PALMDALE, Calif., 5 July 2012. Lockheed Martin [NYSE: LMT] has been selected by the Defense Advanced Research Projects Agency (DARPA) to receive a Phase I Airborne Launch Assist Space Access (ALASA) program study contract valued at about $6.2 million.
The ALASA program is a research and development effort maturing technologies to maintain vital satellite capabilities during a crisis. It is headed by Mitchell Burnside Clapp, a long-time advocate of air launch and winged systems.
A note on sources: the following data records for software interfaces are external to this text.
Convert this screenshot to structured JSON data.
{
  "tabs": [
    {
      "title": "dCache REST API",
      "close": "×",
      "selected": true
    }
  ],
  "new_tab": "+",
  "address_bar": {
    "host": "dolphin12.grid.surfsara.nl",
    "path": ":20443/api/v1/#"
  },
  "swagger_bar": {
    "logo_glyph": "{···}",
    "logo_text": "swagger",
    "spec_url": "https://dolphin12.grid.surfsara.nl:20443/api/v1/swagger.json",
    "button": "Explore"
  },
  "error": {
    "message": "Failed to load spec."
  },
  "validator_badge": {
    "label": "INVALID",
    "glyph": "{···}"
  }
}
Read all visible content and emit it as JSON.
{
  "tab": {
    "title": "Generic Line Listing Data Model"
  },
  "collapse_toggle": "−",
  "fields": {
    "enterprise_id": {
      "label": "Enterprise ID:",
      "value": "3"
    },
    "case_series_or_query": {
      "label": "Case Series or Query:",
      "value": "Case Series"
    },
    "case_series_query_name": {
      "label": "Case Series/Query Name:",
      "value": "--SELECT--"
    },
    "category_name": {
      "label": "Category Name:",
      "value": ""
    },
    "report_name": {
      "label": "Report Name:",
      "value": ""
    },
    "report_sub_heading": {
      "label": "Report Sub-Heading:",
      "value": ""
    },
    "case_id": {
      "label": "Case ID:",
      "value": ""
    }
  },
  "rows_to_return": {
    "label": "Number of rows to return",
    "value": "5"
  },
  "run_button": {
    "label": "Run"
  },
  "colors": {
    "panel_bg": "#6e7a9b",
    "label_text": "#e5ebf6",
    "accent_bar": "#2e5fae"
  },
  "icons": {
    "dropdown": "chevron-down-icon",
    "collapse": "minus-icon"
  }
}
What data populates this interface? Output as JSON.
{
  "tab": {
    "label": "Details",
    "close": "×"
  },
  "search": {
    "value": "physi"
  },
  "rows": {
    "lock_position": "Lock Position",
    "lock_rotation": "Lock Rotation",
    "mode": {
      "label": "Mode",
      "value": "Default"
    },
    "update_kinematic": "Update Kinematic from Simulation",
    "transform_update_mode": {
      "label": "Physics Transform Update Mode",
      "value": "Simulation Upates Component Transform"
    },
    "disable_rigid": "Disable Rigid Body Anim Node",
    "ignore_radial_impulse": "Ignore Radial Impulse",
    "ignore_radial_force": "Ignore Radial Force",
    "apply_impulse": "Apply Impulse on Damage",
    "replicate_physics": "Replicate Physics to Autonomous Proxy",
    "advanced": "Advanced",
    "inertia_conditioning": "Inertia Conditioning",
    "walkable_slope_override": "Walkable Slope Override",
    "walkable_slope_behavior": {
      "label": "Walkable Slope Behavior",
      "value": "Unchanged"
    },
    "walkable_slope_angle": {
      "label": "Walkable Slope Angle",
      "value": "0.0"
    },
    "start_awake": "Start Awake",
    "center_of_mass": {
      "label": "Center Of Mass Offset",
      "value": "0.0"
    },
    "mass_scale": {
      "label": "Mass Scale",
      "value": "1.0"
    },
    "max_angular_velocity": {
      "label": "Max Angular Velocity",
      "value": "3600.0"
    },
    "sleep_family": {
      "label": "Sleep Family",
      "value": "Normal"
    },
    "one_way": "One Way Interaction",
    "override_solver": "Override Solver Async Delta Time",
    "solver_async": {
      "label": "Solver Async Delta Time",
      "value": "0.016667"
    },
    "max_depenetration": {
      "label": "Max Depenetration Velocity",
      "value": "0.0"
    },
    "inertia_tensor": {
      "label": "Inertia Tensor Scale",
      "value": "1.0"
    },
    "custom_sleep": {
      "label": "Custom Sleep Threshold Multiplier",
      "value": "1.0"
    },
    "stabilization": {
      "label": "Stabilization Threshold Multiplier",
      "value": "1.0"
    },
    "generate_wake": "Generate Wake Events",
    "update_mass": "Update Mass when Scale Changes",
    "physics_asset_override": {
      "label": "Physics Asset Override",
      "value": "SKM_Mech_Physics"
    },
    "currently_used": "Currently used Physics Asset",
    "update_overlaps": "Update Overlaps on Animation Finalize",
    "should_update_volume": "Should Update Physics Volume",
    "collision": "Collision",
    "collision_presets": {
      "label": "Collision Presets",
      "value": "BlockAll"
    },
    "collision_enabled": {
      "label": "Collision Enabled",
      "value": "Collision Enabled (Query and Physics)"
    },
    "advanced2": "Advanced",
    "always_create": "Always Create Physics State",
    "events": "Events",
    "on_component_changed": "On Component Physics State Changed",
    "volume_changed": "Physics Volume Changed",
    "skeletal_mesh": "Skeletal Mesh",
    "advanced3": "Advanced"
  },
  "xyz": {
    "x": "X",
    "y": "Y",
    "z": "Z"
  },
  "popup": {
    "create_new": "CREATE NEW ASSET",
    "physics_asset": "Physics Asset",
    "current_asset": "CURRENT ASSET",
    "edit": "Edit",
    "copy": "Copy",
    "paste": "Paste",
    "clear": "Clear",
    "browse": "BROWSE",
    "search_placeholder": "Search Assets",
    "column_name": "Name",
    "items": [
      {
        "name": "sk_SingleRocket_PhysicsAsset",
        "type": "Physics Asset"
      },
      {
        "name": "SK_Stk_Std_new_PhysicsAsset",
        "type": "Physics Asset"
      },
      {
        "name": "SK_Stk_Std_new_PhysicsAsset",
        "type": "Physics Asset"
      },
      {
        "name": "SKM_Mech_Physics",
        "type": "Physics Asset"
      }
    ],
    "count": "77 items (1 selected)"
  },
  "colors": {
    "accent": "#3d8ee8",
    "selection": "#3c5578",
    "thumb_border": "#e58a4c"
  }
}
Phase I of the ALASA effort spans 18 months, DARPA anticipates a fast development program leading to 36 launches per year by 2015. During that time, a team led by Lockheed Martin Skunk Works will define a preliminary system design, culminating with a demonstration system definition review. The team includes Alliant Techsystems Operations, LLC, and Defense Propulsion System, LLC.
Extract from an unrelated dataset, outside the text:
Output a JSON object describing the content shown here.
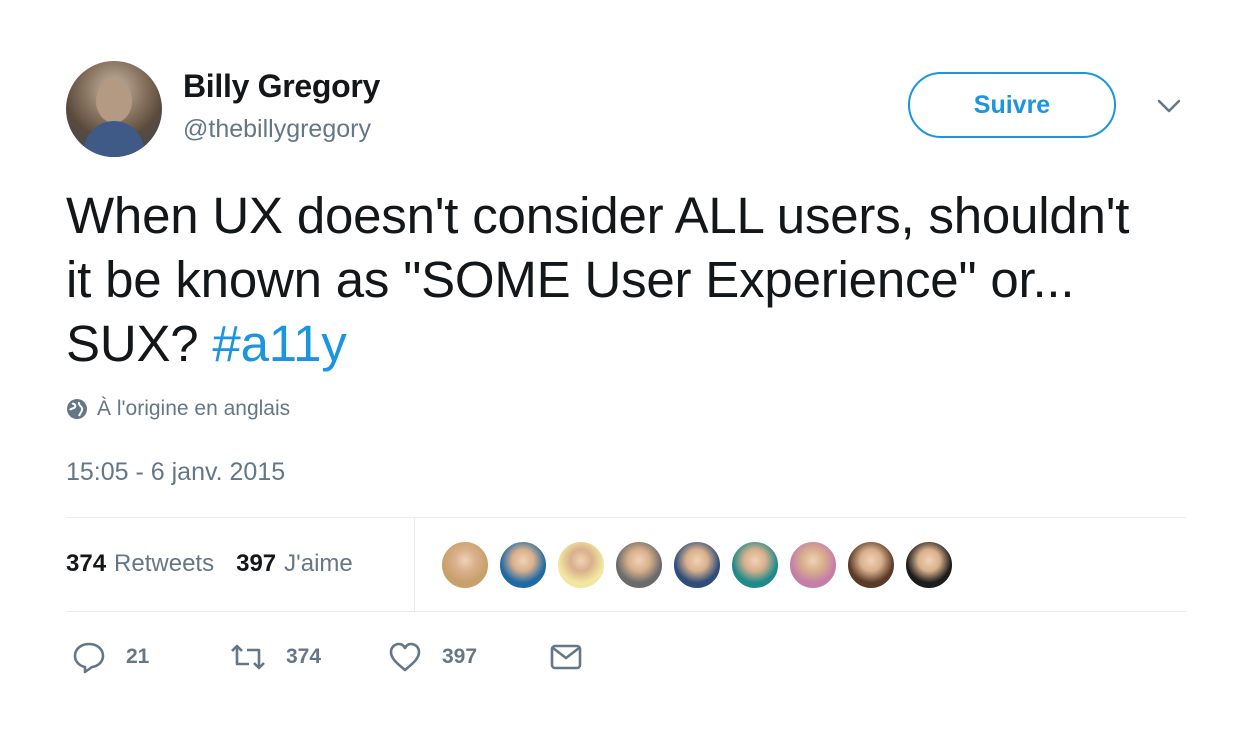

ALASA seeks to address military concerns with traditional ground-launched systems. The military views these systems as costly due to high manpower requirements at fixed facilities, sluggish due to the need to reconfigure pads between launches, rigid due to limitations on launch azimuth launch times, and brittle because they are vulnerable to weather, earthquake, tsunamis, and enemy attack. DARPA believes that air launched systems will be more affordable, more responsive (the goal is one day from call-up to launch), more flexible (any orbit, any time), and more resilient.
Like NASA’s nanosatellite launch challenge, ALASA hopes to develop a reliable, cost-effective launcher for small satellites. The NASA challenge is targeting CubeSat-sized payloads up to one kilogram. ALASA wants to develop a system that can put up to 100 pounds into low Earth orbit.